A new report finds that the European Union is driving international trade in commodities grown on land cleared outside of the law. In 2012 alone, the report says, the EU imported $6.5 billion worth of illegally sourced beef, leather, palm oil and soy, which amounts to nearly one-fourth of all global trade and some 2.4 million hectares (59.3 million acres) of forest illegally cleared.
Indonesia, Brazil subsidizing forest loss far more than REDD+ slows it
International aid to protect forests in Indonesia and Brazil pales in comparison to domestic subsidies for commodities driving deforestation there. A study finds that while the countries received an annual average of $1 billion via REDD+, their agricultural and biofuel subsidies for palm oil, timber, soy and beef amounted to $41 billion per year.

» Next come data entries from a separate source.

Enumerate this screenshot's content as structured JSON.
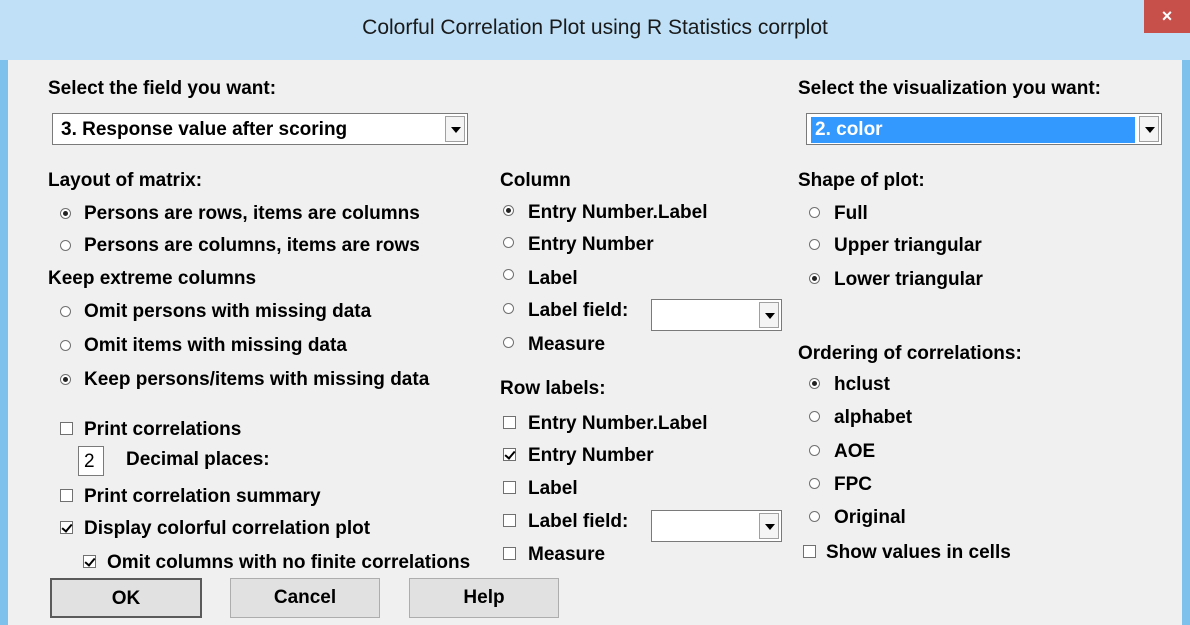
{
  "window": {
    "title": "Colorful Correlation Plot using R Statistics corrplot",
    "close_glyph": "×"
  },
  "field": {
    "label": "Select the field you want:",
    "selected": "3. Response value after scoring"
  },
  "visualization": {
    "label": "Select the visualization you want:",
    "selected": "2. color"
  },
  "layout": {
    "label": "Layout of matrix:",
    "options": [
      "Persons are rows, items are columns",
      "Persons are columns, items are rows"
    ],
    "selected_index": 0
  },
  "extreme": {
    "label": "Keep extreme columns",
    "options": [
      "Omit persons with missing data",
      "Omit items with missing data",
      "Keep persons/items with missing data"
    ],
    "selected_index": 2
  },
  "options": {
    "print_correlations": "Print correlations",
    "print_correlations_checked": false,
    "decimal_value": "2",
    "decimal_label": "Decimal places:",
    "print_summary": "Print correlation summary",
    "print_summary_checked": false,
    "display_plot": "Display colorful correlation plot",
    "display_plot_checked": true,
    "omit_columns": "Omit columns with no finite correlations",
    "omit_columns_checked": true
  },
  "column": {
    "label": "Column",
    "options": [
      "Entry Number.Label",
      "Entry Number",
      "Label",
      "Label field:",
      "Measure"
    ],
    "selected_index": 0
  },
  "row_labels": {
    "label": "Row labels:",
    "options": [
      "Entry Number.Label",
      "Entry Number",
      "Label",
      "Label field:",
      "Measure"
    ],
    "checked": [
      false,
      true,
      false,
      false,
      false
    ]
  },
  "shape": {
    "label": "Shape of plot:",
    "options": [
      "Full",
      "Upper triangular",
      "Lower triangular"
    ],
    "selected_index": 2
  },
  "ordering": {
    "label": "Ordering of correlations:",
    "options": [
      "hclust",
      "alphabet",
      "AOE",
      "FPC",
      "Original"
    ],
    "selected_index": 0
  },
  "show_values": {
    "label": "Show values in cells",
    "checked": false
  },
  "buttons": {
    "ok": "OK",
    "cancel": "Cancel",
    "help": "Help"
  }
}
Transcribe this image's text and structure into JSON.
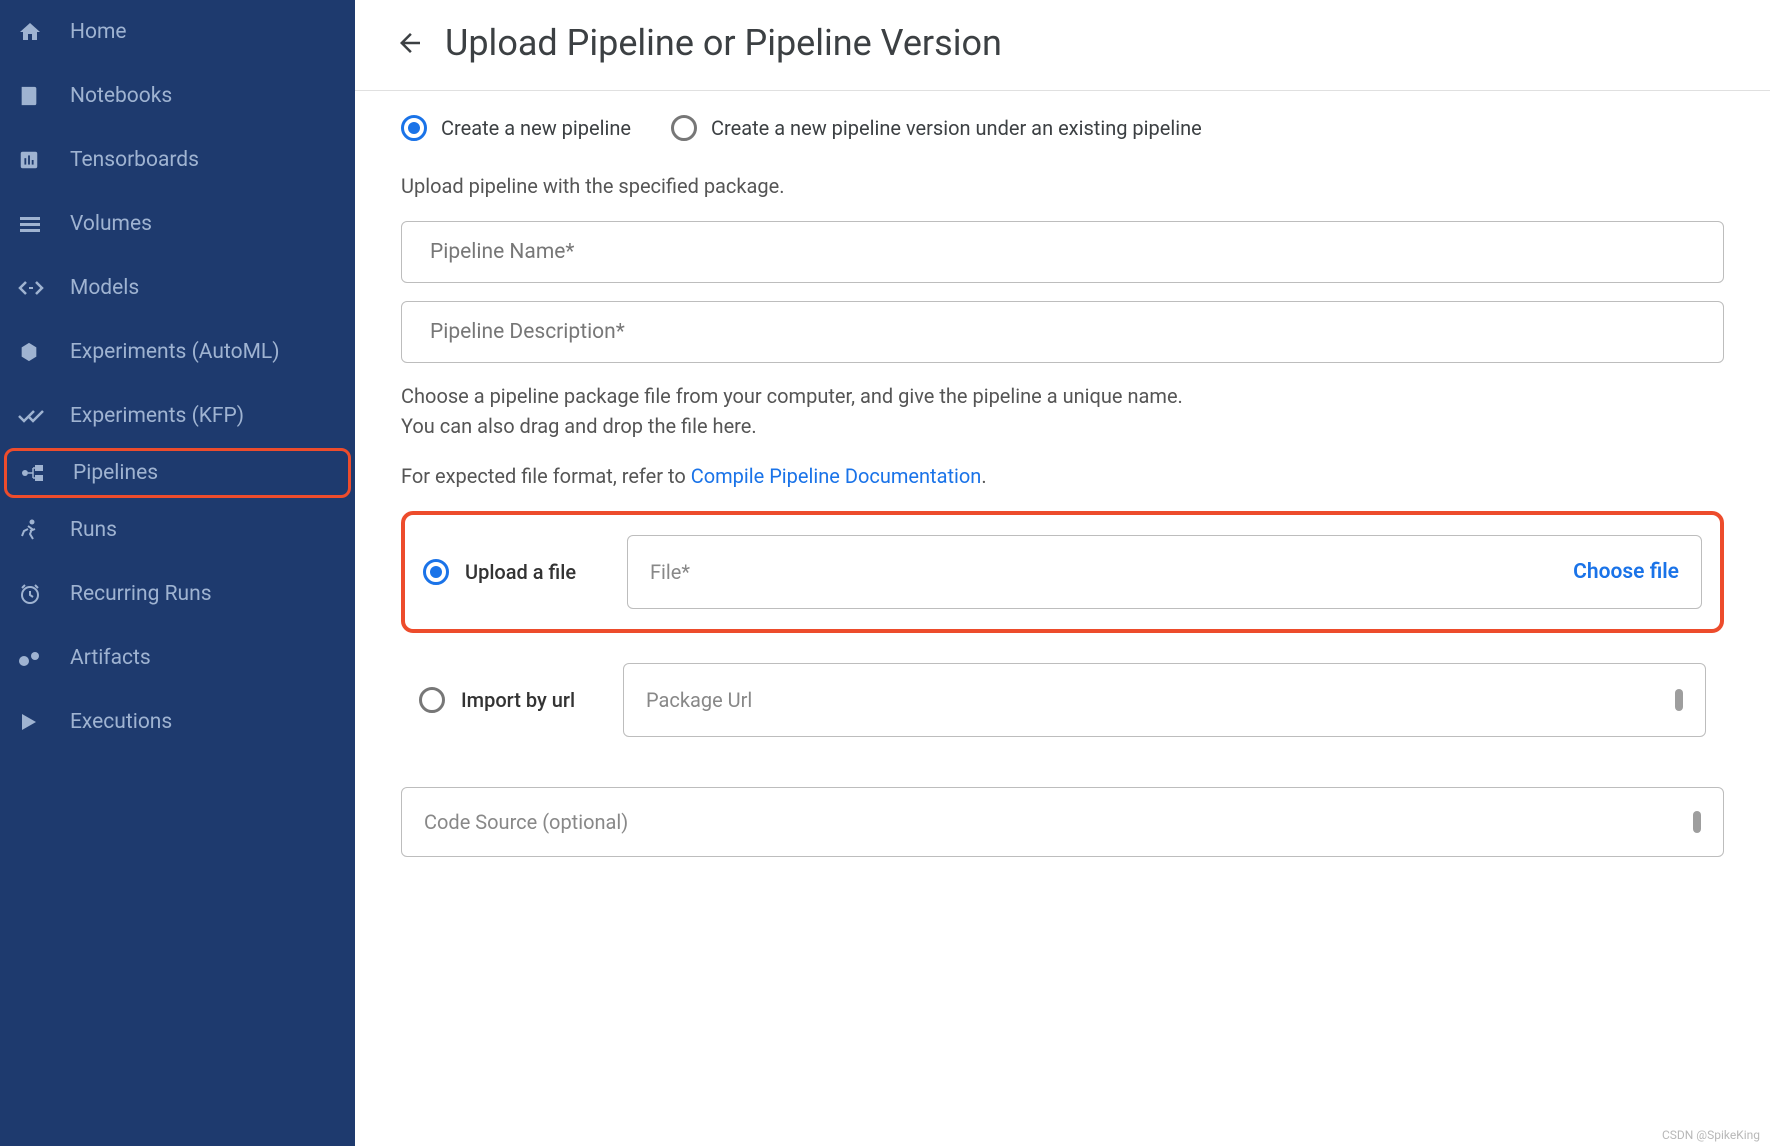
{
  "sidebar": {
    "items": [
      {
        "label": "Home",
        "icon": "home"
      },
      {
        "label": "Notebooks",
        "icon": "book"
      },
      {
        "label": "Tensorboards",
        "icon": "chart"
      },
      {
        "label": "Volumes",
        "icon": "menu"
      },
      {
        "label": "Models",
        "icon": "arrows"
      },
      {
        "label": "Experiments (AutoML)",
        "icon": "camera"
      },
      {
        "label": "Experiments (KFP)",
        "icon": "double-check"
      },
      {
        "label": "Pipelines",
        "icon": "flow"
      },
      {
        "label": "Runs",
        "icon": "run"
      },
      {
        "label": "Recurring Runs",
        "icon": "clock"
      },
      {
        "label": "Artifacts",
        "icon": "bubble"
      },
      {
        "label": "Executions",
        "icon": "play"
      }
    ]
  },
  "header": {
    "title": "Upload Pipeline or Pipeline Version"
  },
  "form": {
    "mode_options": {
      "create_new": "Create a new pipeline",
      "create_version": "Create a new pipeline version under an existing pipeline"
    },
    "upload_help": "Upload pipeline with the specified package.",
    "fields": {
      "name_label": "Pipeline Name*",
      "desc_label": "Pipeline Description*"
    },
    "choose_help_line1": "Choose a pipeline package file from your computer, and give the pipeline a unique name.",
    "choose_help_line2": "You can also drag and drop the file here.",
    "format_help_prefix": "For expected file format, refer to ",
    "format_help_link": "Compile Pipeline Documentation",
    "format_help_suffix": ".",
    "upload_file_label": "Upload a file",
    "file_placeholder": "File*",
    "choose_file_label": "Choose file",
    "import_url_label": "Import by url",
    "package_url_placeholder": "Package Url",
    "code_source_placeholder": "Code Source (optional)"
  },
  "watermark": "CSDN @SpikeKing"
}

Archer Daniels Midland to demand suppliers stop chopping down forests
Agribusiness giant Archer Daniels Midland (NYSE:ADM) will establish a zero deforestation policy for its global commodity supply chains, potentially forcing its soy, palm oil, and cattle suppliers to also eliminate deforestation from their operations or face losing business with the firm. The move, announced today and expected to be formally approved in May, came after a campaign by institutional investors and environmentalist groups.
Here comes progress: what will planned megaprojects mean for an Amazon city?

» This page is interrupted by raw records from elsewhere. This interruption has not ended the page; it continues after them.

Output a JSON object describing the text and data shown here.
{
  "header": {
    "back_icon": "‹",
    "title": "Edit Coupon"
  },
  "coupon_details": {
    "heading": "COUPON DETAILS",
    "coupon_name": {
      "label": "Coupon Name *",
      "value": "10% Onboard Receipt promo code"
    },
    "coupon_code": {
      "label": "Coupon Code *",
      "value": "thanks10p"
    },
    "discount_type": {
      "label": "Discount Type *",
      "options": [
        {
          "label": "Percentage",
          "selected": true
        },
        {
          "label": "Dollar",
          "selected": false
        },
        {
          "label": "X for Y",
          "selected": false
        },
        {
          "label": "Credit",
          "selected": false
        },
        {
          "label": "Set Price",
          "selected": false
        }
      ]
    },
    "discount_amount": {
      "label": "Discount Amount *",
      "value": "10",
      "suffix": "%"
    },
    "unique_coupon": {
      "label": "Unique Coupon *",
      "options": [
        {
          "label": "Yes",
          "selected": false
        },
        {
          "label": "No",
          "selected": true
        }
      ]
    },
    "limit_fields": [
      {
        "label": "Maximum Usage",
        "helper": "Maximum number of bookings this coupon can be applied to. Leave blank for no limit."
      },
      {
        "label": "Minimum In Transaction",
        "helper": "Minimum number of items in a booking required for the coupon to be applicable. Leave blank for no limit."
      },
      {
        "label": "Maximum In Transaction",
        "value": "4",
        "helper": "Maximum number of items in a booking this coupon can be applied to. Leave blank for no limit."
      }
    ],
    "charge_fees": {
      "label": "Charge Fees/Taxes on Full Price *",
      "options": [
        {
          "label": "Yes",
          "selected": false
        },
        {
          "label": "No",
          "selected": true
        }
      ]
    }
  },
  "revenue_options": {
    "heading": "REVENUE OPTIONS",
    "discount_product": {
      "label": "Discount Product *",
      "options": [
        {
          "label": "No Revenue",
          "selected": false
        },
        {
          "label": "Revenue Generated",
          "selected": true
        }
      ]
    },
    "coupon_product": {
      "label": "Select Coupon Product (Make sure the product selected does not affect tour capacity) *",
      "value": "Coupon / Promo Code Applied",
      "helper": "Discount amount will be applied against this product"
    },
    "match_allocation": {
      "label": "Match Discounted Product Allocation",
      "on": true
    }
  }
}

The city of Itaituba, in western Pará state, is home to several construction projects of strategic interest for the Brazilian government. However, with local infrastructure fragile, residents are worried they will not share in the spoils.
Low crop prices means time is ripe for new forest protection programs
Today, conservation compliance is a U.S. policy between governments and farmers that reward farmers with federal subsidies for good conservation practices on designated vulnerable lands. But economist Clayton Ogg believes it could now be used to save forests in countries like Brazil, China, India, and Indonesia. "The main drivers for deforestation in recent years are high crop prices. However, as crop prices fall to more normal levels, farmers depend very heavily on government subsidies, and the subsidies become the major driver for deforestation," Ogg told mongabay.com.
Seeing the trees but not the forest (commentary)
Understanding forest dynamics is necessary for the sound management of forests, for both production and conservation. This includes an understanding of the extent of forest area, information about what the forest contains and how the forest resource is managed. Forest monitoring provides this information.